  • Utilization of renewable bioenergy is a sustainable approach to reducing greenhouse gas (GHG) emissions. However, efficient use of this resource is hindered by the current knowledge-gaps concerning collecting and processing dispersed biomass from large areas. This study focuses on developing methodologies for assessing biomass-based facilities; availability of agri-biomass; their densification, energy and emissions compared to other fuels; transport logistics; and biofacility siting with optimum capacities analyzed in the GIS (geographical information system) environment. Densification of agricultural residue into pellets for fuels and chemicals was considered in the analyses. Agricultural pellets were ranked in order of preference using multi-criteria decision analysis which integrates economic, environmental and technical factors. The results show that straw pellets possess significant potential; they rank immediately after wood and switchgrass pellets for all scenarios. A data-intensive techno-economic model was developed to determine the optimum size of plants and the minimum cost of pellet production and the optimum capacity for pellet plants was 150,000 tonnes per year. To establish the supply logistics of large-scale biofacilities, a methodology was developed to assess the optimum delivery cost of multiple forms of lignocellulosic feedstocks. It was found that the optimal delivery mode can be achieved by combining 30% agricultural bales with 70% forest biomass in the form of wood chips. Agri-pellets’ potential to offsetting GHG emissions is 50% – 350% higher than that of other fuel sources such as wood pellets, coal and natural gas. A procedural model was developed within the GIS environment to determine an optimal system of biofacilities, considering environmental and economic factors. This methodology was applied to Alberta, and a land-suitability model was derived. The optimal capacity and cost change considerably in suitable locations. Methodologies developed under this study would be useful for optimal planning and siting of biofacilities in suitable geographical locations.

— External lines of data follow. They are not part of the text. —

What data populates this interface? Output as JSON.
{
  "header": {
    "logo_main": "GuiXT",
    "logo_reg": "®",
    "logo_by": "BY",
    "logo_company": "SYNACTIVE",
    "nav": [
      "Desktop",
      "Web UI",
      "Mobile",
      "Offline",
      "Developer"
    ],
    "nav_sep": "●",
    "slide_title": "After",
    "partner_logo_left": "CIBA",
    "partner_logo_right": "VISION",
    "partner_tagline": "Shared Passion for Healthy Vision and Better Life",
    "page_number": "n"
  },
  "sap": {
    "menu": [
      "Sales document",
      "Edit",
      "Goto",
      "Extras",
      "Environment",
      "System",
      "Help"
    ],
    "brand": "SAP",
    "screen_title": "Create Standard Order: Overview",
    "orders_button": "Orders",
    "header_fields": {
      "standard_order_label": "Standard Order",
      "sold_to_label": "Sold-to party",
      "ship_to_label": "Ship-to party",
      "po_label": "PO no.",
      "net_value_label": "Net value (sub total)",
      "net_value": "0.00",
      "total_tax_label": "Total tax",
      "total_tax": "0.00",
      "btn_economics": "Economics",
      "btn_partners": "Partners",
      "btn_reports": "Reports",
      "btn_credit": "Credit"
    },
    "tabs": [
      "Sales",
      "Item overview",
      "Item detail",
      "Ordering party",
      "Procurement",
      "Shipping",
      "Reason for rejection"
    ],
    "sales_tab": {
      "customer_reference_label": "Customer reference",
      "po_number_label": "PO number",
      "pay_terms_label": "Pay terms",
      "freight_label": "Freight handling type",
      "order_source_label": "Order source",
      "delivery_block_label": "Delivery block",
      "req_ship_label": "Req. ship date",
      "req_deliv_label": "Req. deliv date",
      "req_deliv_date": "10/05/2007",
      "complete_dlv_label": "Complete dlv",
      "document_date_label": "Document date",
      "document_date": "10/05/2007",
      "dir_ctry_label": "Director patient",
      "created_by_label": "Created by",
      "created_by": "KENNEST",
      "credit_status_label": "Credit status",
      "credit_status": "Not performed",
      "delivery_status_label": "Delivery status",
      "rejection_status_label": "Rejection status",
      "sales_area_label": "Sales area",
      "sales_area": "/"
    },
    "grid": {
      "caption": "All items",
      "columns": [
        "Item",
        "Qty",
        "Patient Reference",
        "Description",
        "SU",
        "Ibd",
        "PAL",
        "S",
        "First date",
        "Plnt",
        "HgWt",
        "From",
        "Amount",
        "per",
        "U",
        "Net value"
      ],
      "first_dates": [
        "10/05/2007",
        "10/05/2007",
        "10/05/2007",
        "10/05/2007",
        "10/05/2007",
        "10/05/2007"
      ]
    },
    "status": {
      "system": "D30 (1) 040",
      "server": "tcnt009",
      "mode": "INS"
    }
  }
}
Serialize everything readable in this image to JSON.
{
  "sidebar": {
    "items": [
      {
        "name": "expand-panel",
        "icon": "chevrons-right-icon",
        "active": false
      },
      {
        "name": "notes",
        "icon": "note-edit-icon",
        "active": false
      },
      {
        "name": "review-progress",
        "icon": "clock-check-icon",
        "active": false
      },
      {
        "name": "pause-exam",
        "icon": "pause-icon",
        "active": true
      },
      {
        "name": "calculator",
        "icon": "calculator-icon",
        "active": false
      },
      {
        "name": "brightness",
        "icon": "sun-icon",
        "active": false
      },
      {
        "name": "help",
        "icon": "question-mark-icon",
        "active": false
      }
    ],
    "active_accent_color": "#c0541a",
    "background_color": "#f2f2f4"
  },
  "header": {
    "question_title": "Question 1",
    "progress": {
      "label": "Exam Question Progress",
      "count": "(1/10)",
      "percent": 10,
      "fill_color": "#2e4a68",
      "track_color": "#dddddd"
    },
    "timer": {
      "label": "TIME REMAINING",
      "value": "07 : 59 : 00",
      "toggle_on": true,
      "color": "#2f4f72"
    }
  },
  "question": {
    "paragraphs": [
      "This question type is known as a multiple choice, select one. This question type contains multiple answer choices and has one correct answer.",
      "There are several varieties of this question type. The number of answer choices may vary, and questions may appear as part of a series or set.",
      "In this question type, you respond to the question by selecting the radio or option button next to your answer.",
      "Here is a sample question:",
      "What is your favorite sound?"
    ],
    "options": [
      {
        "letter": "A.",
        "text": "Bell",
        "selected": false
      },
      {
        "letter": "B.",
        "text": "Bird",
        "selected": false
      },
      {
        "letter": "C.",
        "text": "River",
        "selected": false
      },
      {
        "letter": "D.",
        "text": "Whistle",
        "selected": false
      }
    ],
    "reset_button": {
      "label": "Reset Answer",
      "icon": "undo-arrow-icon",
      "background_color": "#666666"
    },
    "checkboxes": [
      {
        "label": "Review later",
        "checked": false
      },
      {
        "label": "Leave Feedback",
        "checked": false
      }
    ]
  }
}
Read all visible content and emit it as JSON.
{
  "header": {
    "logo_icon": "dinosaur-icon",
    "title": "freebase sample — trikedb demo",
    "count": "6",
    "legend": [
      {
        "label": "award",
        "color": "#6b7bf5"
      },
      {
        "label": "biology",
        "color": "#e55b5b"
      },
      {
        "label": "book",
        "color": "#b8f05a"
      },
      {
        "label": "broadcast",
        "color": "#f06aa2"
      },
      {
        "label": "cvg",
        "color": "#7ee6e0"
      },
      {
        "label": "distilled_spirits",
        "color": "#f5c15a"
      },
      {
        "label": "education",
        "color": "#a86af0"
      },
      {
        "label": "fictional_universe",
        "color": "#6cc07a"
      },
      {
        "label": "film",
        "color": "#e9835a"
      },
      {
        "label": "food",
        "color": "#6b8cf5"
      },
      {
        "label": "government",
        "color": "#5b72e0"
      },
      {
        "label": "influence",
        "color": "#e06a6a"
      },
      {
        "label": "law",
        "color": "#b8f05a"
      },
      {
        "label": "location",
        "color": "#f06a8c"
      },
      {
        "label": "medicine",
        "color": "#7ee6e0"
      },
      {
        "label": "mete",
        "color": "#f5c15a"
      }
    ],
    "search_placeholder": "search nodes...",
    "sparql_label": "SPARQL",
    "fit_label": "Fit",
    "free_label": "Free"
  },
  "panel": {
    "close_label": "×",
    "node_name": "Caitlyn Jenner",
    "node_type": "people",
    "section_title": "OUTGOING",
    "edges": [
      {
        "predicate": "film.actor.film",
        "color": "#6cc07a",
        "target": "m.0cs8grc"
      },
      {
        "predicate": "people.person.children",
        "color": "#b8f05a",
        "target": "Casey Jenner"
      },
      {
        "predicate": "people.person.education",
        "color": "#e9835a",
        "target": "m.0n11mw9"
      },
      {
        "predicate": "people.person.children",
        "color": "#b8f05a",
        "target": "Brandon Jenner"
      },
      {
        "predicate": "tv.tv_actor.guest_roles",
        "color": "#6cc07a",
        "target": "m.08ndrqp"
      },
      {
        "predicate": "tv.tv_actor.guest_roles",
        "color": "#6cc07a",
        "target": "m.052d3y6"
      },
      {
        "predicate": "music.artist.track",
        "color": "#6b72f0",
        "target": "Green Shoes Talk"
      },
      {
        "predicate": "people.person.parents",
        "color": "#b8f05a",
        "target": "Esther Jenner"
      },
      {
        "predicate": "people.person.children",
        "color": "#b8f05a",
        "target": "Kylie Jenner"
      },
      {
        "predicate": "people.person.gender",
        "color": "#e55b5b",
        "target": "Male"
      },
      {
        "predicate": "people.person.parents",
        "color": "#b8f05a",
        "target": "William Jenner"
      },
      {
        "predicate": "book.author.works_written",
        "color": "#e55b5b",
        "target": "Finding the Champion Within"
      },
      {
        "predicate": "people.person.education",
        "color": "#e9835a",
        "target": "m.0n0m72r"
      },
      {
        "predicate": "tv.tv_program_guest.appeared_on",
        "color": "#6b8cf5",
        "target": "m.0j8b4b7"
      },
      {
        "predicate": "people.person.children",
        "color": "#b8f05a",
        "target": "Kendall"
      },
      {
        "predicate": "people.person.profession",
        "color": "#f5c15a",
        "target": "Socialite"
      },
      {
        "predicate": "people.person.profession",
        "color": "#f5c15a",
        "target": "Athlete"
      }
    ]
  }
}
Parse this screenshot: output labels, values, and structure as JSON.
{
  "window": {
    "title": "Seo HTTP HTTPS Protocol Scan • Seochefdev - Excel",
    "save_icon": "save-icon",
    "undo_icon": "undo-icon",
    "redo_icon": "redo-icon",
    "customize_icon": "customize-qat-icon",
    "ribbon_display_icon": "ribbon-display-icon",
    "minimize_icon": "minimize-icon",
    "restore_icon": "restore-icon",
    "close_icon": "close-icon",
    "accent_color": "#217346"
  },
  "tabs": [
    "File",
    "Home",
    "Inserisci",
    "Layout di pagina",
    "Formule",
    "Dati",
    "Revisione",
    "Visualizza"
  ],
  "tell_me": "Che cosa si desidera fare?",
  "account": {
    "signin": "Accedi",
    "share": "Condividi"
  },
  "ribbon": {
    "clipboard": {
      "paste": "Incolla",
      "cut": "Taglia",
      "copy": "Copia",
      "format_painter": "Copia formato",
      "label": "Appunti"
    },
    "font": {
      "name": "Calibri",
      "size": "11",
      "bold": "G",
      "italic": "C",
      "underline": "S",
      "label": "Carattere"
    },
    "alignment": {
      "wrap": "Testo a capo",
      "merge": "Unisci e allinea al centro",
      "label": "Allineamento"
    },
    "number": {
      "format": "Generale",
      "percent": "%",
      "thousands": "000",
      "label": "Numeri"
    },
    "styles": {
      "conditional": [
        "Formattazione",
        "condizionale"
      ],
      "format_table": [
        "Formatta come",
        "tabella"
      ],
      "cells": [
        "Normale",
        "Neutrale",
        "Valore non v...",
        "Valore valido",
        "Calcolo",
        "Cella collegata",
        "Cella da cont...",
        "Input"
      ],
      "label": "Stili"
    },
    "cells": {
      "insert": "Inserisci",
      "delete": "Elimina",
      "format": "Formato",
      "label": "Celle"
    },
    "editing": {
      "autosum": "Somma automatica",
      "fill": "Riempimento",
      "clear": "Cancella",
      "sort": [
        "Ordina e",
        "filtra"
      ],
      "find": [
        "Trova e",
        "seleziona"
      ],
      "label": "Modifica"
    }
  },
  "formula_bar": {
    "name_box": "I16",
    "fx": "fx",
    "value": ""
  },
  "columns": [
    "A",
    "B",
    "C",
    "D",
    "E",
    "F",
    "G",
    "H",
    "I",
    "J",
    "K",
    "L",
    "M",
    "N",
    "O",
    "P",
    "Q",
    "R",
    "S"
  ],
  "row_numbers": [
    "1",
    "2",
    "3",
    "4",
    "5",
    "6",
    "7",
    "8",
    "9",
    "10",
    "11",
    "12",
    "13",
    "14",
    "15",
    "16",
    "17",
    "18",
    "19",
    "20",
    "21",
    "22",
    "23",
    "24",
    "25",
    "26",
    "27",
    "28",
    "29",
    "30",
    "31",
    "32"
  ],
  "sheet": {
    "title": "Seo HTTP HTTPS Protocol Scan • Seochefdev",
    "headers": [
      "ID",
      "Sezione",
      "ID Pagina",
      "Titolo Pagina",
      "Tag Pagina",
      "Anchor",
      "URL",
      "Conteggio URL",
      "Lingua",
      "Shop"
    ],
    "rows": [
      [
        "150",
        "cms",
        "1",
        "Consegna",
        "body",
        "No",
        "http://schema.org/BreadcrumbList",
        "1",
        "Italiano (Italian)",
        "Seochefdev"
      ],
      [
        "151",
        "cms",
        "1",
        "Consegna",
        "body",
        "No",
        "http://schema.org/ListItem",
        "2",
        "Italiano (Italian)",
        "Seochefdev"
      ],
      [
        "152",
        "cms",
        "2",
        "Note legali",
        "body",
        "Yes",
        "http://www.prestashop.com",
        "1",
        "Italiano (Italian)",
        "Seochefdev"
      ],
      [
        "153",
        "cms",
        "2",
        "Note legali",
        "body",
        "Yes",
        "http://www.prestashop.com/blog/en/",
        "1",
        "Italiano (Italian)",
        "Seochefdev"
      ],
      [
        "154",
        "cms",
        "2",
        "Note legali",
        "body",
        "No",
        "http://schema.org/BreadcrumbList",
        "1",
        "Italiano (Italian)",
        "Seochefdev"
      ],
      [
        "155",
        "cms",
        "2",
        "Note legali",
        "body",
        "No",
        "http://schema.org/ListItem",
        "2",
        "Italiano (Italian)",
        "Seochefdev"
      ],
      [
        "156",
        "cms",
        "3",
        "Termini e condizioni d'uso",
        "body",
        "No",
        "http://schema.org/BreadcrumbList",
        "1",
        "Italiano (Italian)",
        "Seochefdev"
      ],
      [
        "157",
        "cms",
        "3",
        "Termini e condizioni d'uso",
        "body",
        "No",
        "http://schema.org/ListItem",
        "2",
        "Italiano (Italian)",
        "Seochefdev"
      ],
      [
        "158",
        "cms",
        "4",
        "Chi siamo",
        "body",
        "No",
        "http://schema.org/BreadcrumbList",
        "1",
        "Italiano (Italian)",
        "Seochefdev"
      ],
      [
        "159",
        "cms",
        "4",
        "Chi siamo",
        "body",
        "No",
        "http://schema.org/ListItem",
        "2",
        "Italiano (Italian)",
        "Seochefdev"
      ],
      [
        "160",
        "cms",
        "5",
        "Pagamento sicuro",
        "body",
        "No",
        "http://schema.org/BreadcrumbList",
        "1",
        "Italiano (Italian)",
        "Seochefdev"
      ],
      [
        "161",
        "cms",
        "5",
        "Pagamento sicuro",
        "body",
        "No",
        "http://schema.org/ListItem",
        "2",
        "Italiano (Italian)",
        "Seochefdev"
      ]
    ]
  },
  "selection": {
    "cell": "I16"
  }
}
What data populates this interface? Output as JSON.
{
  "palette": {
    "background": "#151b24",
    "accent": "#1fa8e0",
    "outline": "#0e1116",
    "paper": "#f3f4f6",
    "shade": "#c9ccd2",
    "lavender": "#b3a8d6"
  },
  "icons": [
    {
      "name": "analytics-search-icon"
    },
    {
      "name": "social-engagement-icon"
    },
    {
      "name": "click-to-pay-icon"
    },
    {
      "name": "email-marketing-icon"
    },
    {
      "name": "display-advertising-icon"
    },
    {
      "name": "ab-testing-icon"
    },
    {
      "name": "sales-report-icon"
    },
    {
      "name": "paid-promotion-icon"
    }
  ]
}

  • Subjects / Keywords
  • Graduation date
    2011-11
  • Type of Item
    Thesis
  • Degree
    Doctor of Philosophy
  • DOI
    https://doi.org/10.7939/R35Q2D
  • License
    This thesis is made available by the University of Alberta Libraries with permission of the copyright owner solely for non-commercial purposes. This thesis, or any portion thereof, may not otherwise be copied or reproduced without the written consent of the copyright owner, except to the extent permitted by Canadian copyright law.
  • Language
    English
  • Institution
    University of Alberta
  • Degree level
    Doctoral
  • Department
    • Department of Mechanical Engineering
  • Supervisor / co-supervisor and their department(s)
    • Kumar, Amit (Mechanical Engineering)
  • Examining committee members and their departments
    • Kumar, Amit (Mechanical Engineering)
    • Layzell, David (Institute of Sustainable Energy, Environment and Economy
    • Ma, Yongsheng (Mechanical Engineering)
    • Secanell, Marc (Mechanical Engineering)
    • Lipsett, Michael (Mechanical Engineering)
    • Gupta, Rajender (Chemical and Materials Engineering)